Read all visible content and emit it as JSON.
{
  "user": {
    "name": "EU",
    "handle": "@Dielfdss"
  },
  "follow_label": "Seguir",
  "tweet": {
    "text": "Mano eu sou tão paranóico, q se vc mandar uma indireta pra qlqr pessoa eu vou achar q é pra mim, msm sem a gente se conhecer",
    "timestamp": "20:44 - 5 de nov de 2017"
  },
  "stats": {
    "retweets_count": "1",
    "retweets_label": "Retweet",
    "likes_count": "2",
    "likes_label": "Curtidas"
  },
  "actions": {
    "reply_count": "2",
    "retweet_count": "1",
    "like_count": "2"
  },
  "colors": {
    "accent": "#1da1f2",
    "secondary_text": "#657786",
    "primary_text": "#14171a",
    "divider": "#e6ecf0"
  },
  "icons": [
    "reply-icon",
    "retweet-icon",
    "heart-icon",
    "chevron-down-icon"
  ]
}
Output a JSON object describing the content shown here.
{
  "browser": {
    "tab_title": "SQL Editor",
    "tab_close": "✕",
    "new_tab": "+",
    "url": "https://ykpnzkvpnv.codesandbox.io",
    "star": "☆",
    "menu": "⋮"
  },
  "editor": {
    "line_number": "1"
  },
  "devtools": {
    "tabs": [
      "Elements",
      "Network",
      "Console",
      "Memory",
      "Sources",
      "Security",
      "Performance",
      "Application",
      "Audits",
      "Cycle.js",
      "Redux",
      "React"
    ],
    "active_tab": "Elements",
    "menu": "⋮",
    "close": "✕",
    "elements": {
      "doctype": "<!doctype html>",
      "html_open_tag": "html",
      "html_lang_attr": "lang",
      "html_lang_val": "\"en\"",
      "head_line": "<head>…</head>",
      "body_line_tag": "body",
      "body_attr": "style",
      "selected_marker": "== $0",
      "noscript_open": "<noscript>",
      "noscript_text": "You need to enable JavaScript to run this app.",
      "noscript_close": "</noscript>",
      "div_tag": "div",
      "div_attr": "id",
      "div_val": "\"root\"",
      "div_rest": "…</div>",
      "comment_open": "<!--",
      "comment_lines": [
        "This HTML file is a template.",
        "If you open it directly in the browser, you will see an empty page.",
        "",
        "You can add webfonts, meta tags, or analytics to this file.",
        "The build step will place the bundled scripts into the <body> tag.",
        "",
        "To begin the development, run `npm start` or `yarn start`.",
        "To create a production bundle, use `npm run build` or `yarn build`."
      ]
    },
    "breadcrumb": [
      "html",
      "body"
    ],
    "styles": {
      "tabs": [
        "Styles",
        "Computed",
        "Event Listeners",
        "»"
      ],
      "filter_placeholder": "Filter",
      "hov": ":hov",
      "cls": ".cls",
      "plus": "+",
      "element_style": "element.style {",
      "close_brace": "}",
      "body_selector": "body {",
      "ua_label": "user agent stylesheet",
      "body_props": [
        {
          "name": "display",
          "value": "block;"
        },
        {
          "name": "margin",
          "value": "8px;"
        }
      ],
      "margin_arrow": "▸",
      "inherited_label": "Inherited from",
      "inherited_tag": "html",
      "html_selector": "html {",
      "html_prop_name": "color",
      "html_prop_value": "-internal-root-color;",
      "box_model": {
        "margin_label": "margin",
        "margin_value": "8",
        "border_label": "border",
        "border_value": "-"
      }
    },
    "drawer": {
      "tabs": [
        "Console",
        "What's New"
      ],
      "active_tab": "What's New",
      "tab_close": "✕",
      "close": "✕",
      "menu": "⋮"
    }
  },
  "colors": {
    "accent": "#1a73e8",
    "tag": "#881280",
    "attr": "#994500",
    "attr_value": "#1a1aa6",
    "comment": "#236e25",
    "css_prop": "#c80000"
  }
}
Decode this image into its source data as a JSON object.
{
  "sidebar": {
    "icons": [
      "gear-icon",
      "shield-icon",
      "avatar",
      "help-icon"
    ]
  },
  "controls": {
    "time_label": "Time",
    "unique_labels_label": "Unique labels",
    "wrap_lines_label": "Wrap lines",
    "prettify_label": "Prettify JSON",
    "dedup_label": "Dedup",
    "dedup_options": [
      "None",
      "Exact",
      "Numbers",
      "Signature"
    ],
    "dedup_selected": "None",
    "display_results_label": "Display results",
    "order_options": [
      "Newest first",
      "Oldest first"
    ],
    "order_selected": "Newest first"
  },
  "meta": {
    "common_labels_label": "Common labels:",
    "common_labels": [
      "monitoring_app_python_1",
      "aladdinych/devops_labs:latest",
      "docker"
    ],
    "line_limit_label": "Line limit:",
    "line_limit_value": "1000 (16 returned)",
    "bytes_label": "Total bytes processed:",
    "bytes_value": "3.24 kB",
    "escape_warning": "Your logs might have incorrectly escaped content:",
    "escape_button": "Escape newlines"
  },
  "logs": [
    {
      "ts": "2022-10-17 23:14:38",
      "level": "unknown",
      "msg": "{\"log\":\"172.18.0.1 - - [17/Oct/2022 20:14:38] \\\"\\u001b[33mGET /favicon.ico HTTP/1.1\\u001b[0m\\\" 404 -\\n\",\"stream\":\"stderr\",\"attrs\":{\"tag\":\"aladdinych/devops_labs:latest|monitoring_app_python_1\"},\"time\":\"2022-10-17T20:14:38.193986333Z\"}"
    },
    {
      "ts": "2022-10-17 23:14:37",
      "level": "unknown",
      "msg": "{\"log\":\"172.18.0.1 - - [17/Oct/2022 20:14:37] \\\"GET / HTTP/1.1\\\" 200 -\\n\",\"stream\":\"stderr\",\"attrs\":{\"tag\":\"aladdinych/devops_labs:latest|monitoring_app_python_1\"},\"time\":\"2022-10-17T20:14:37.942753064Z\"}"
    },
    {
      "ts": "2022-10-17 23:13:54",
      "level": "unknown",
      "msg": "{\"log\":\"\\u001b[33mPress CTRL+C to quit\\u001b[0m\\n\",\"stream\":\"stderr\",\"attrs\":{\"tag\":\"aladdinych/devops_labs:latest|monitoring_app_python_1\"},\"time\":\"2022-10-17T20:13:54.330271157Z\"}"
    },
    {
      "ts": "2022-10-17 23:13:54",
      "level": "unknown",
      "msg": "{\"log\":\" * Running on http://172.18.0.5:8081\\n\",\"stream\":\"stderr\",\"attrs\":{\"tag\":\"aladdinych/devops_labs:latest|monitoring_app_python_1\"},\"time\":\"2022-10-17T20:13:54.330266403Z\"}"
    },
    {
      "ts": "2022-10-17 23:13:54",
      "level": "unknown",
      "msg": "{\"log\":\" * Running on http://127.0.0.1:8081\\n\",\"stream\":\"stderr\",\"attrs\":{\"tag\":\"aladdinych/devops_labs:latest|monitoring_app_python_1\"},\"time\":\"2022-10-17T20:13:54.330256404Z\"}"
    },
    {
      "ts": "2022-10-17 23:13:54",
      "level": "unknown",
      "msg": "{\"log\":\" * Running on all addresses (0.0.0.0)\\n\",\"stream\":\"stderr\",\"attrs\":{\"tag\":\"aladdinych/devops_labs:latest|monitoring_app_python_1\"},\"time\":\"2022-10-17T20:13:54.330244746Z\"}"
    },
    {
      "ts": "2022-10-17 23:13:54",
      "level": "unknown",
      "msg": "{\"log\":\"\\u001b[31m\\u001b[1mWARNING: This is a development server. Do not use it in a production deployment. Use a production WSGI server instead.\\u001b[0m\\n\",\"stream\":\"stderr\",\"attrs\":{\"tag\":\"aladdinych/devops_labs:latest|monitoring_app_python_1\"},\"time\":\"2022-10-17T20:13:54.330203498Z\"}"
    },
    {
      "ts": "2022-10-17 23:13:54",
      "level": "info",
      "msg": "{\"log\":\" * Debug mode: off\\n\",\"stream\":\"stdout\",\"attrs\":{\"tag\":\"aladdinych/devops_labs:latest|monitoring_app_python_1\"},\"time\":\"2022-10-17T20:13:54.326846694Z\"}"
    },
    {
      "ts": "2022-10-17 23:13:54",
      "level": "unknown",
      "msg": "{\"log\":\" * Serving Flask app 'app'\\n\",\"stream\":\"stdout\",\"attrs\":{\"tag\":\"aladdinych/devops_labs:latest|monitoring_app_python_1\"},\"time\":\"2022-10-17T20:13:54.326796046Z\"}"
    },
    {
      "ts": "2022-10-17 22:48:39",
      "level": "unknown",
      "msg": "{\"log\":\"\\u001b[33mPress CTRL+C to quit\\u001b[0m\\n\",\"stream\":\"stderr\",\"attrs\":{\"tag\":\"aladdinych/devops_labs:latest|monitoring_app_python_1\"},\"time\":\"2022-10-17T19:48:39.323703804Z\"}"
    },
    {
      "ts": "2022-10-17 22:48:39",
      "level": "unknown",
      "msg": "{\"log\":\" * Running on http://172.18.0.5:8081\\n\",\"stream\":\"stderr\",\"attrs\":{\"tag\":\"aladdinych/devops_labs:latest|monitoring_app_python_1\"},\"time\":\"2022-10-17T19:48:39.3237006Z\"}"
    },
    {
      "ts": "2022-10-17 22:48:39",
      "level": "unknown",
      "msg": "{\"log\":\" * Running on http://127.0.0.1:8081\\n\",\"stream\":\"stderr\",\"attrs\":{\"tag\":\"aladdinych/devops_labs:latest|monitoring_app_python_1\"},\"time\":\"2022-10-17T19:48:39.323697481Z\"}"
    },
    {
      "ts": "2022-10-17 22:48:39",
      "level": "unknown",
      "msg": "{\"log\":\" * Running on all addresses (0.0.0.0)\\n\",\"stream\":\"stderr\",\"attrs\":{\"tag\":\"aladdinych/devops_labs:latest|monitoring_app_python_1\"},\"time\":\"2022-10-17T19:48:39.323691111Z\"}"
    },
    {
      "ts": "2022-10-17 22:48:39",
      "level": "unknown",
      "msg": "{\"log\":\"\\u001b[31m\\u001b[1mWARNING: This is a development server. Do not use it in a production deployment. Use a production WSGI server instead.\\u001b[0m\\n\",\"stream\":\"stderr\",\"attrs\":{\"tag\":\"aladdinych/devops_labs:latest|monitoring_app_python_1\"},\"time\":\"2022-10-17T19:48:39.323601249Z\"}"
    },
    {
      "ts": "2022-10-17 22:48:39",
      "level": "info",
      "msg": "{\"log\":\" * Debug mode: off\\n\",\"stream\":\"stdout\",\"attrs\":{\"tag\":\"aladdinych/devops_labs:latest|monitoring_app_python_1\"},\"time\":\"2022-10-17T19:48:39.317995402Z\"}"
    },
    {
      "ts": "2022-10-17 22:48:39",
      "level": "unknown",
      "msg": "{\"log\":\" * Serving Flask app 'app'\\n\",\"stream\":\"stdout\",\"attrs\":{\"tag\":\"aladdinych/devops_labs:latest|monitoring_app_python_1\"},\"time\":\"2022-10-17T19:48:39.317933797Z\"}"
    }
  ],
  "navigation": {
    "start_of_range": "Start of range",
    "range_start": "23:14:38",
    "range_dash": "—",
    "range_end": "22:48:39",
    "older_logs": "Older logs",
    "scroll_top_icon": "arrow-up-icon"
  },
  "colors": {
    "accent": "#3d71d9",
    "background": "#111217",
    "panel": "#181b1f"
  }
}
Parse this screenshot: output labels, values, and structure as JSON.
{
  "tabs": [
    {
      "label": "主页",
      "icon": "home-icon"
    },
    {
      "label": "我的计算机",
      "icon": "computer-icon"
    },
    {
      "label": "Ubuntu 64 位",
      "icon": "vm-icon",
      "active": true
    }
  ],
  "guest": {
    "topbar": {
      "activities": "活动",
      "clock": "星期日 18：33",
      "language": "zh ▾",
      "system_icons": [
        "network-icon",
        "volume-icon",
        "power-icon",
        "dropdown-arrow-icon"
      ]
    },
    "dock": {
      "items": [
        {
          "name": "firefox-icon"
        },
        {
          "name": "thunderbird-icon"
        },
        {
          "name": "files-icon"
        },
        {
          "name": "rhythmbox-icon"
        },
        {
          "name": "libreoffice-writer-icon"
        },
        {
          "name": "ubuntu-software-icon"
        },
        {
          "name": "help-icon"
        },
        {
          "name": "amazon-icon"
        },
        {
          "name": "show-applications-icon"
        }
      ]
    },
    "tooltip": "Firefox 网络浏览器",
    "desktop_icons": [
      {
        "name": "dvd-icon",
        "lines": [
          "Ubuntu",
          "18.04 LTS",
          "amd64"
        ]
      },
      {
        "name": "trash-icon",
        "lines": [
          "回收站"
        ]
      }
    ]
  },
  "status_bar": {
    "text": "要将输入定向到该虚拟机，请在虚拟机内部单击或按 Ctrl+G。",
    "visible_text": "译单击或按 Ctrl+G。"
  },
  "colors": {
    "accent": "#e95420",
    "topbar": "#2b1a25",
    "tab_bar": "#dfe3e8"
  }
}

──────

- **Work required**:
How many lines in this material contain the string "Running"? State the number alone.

- **Written response**:
6